In the Business of Politics, a vicious cycle exists that requires vast sums of money for someone to get elected: over $1M per House candidate, $10M per Senate candidate and $1B for presidential candidate. There is no way a candidate can raise that from constituents, so they are driven to get money from PACS, where wealth bundles its money anonymously, and dangles it in front of candidates who need it to pay staff, and advertise, and so on.

No wonder citizens have given up on politics; they are no more than market share, demographics, and audiences.  The “Business of Politics” has bought out democracy itself.  

How to change this?  Pass laws!  

Not this Congress.  We need a new one.  And that takes two ingredients.

  1. Candidates who are willing to risk failure by not doing the “Business of Politics”
  2. Voters who are willing to vote for those that take such risks

I am such a candidate. I got into this race to be that candidate, knowing it would reduce my chance of success. But I also believe I can get elected for less than $1M, that I do not need more money than any individual person can legally give (which is $2700). I believe there are 3000, even 5000 people in my district who are willing to give $50 or $100 to support such a candidate. I am also betting that you will vote for someone who walks this talk.

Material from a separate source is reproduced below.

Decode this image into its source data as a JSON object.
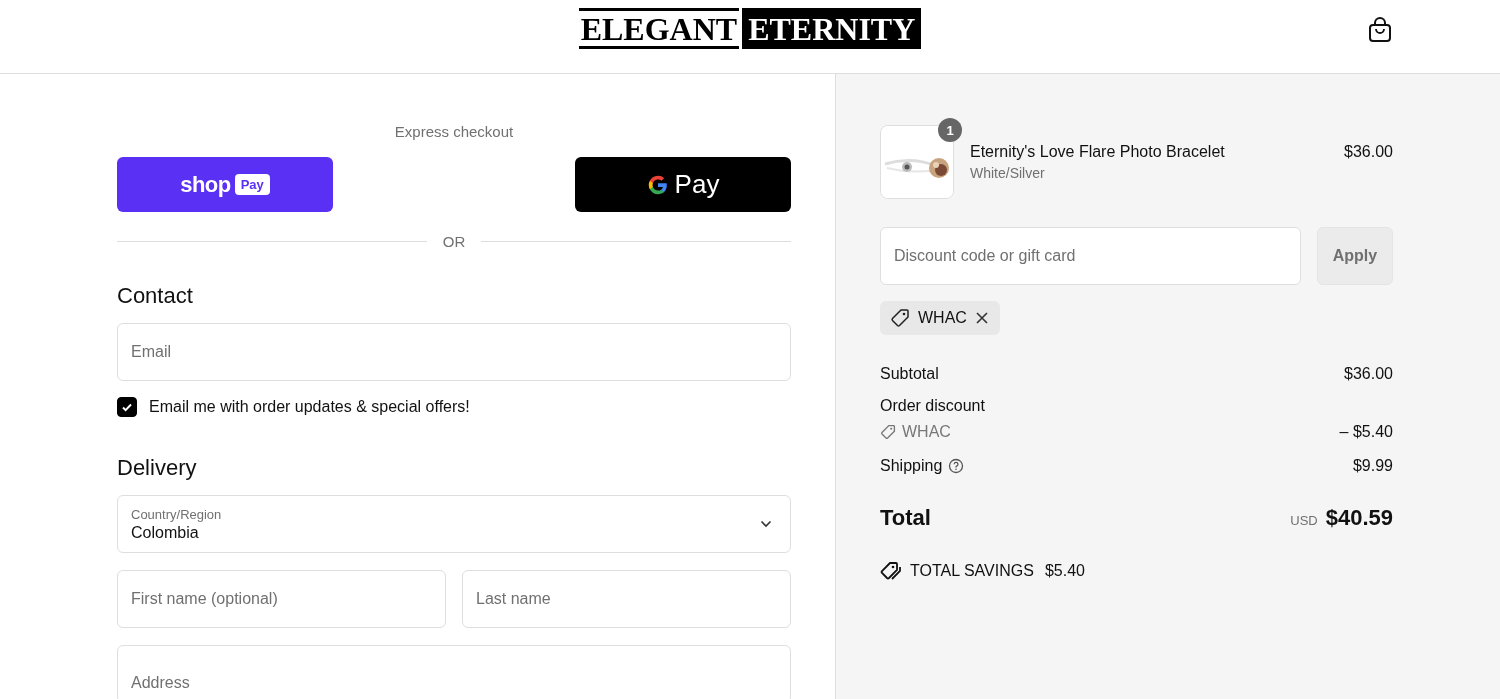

I also believe that it is worth it, because this is how we defeat the “Business of Politics.” If we succeed, it will send a shock wave of hope to others who want to believe that we can have a better Congress, that we can have Representatives that actually represent the people, not the money, that we can still be a democracy.

I believe I can help make this happen.  But I know that only you can make it happen.  

John Lennon and Love over Fear

While working on this week’s sermon, and pondering why we seem so divided these days, I stumbled, by accident or grace, upon these words from John Lennon:

“There are two basic motivating forces: fear and love. When we are afraid, we pull back from life. When we are in love, we open to all that life has to offer with passion, excitement, and acceptance…”

As someone who is anxious by nature, very susceptible to fear, I can attest to the ‘pull back from life.’ There are lots of reasons to fear. But there is no future in fear. So I choose to love, to trust, to believe in life despite the fear. It is a conscious and daily choice.

America is a place that was created from a vision of a future, one of equality and democracy, of liberty and justice. Fear will not get us there. Only love can do that. We have to love our country into the future – love it and love its people, love its strengths and its weaknesses, love its best and worst moments.

We have reasons to fear, without doubt. But as it says somewhere ‘love casts out fear.’ Choose love. At bottom, before everything else, that is my politics, to choose love.